For this reason the Church's social doctrine is not a privilege for her, nor a digression, a convenience or interference: it is her right to proclaim the Gospel in the context of society, to make the liberating word of the Gospel resound in the complex worlds of production, labour, business, finance, trade, politics, law, culture, social communications, where men and women live. This right of the Church is at the same time a duty, because she cannot forsake this responsibility without denying herself and her fidelity to Christ: Woe to me if I do not preach the Gospel! (1 Cor 9:16). The warning that St. Paul addresses to himself rings in the Church's conscience as a call to walk all paths of evangelization, not only those that lead to individual consciences but also those that wind their way into public institutions: on the one hand, religion must not be restricted to the purely private sphere*96+, on the other, the Christian message must not be relegated to a purely other-worldly salvation incapable of shedding light on our earthly existence. Because of the public relevance of the Gospel and faith, because of the corrupting effects of injustice, that is, of sin, the Church cannot remain indifferent to social matters: To the Church belongs the right always and everywhere to announce moral principles, including those pertaining to the social order, and to make judgments on any human affairs to the extent that they are required by the fundamental rights of the human person or the salvation of souls. The social doctrine belongs to the Church because the Church is the subject that formulates it, disseminates it and teaches it. It is not a prerogative of a certain component of the ecclesial body but of the entire community; it is the expression of the way that the Church understands society and of her position regarding social structures and changes.

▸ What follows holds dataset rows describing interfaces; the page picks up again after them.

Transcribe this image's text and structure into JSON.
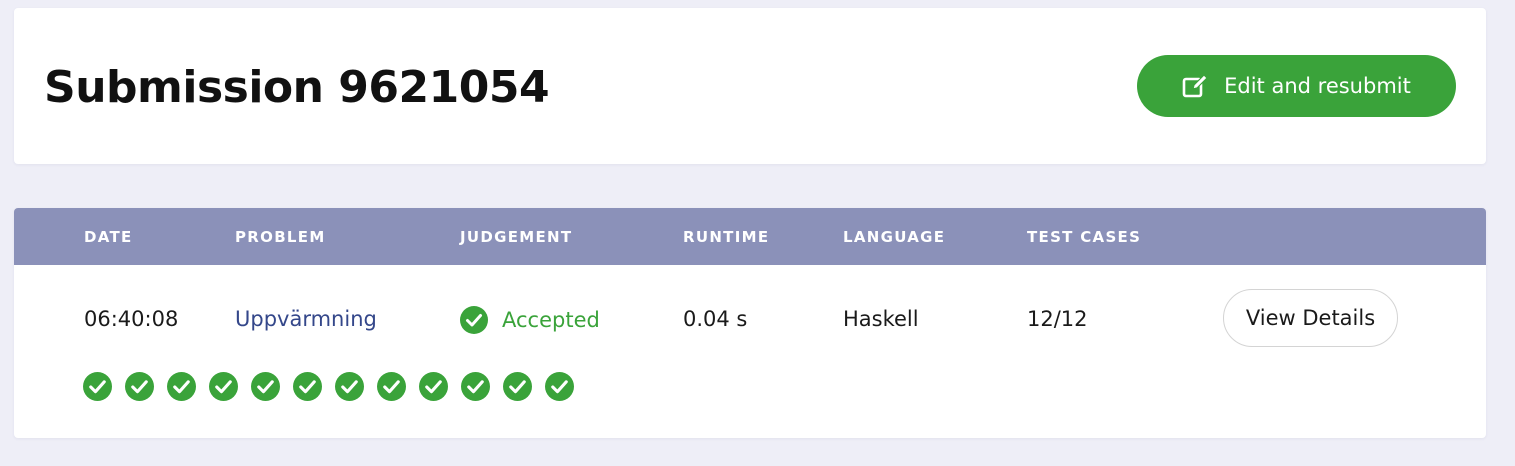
{
  "header": {
    "title": "Submission 9621054",
    "edit_button_label": "Edit and resubmit",
    "edit_icon": "edit-icon"
  },
  "table": {
    "columns": [
      "DATE",
      "PROBLEM",
      "JUDGEMENT",
      "RUNTIME",
      "LANGUAGE",
      "TEST CASES"
    ],
    "row": {
      "date": "06:40:08",
      "problem": "Uppvärmning",
      "judgement": "Accepted",
      "runtime": "0.04 s",
      "language": "Haskell",
      "test_cases": "12/12",
      "details_button_label": "View Details"
    },
    "test_case_results": [
      "passed",
      "passed",
      "passed",
      "passed",
      "passed",
      "passed",
      "passed",
      "passed",
      "passed",
      "passed",
      "passed",
      "passed"
    ]
  },
  "colors": {
    "accent_green": "#3aa33a",
    "table_header": "#8b91b9",
    "link": "#34478a",
    "background": "#eeeef7"
  }
}
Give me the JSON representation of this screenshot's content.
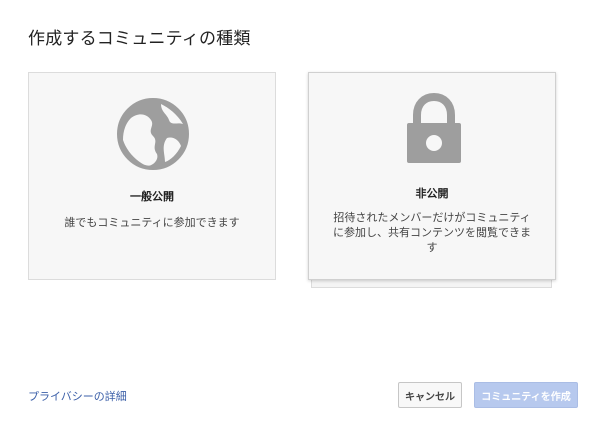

The whole of the Church community priests, religious and laity participates in the formulation of this social doctrine, each according to the different tasks, charisms and ministries found within her.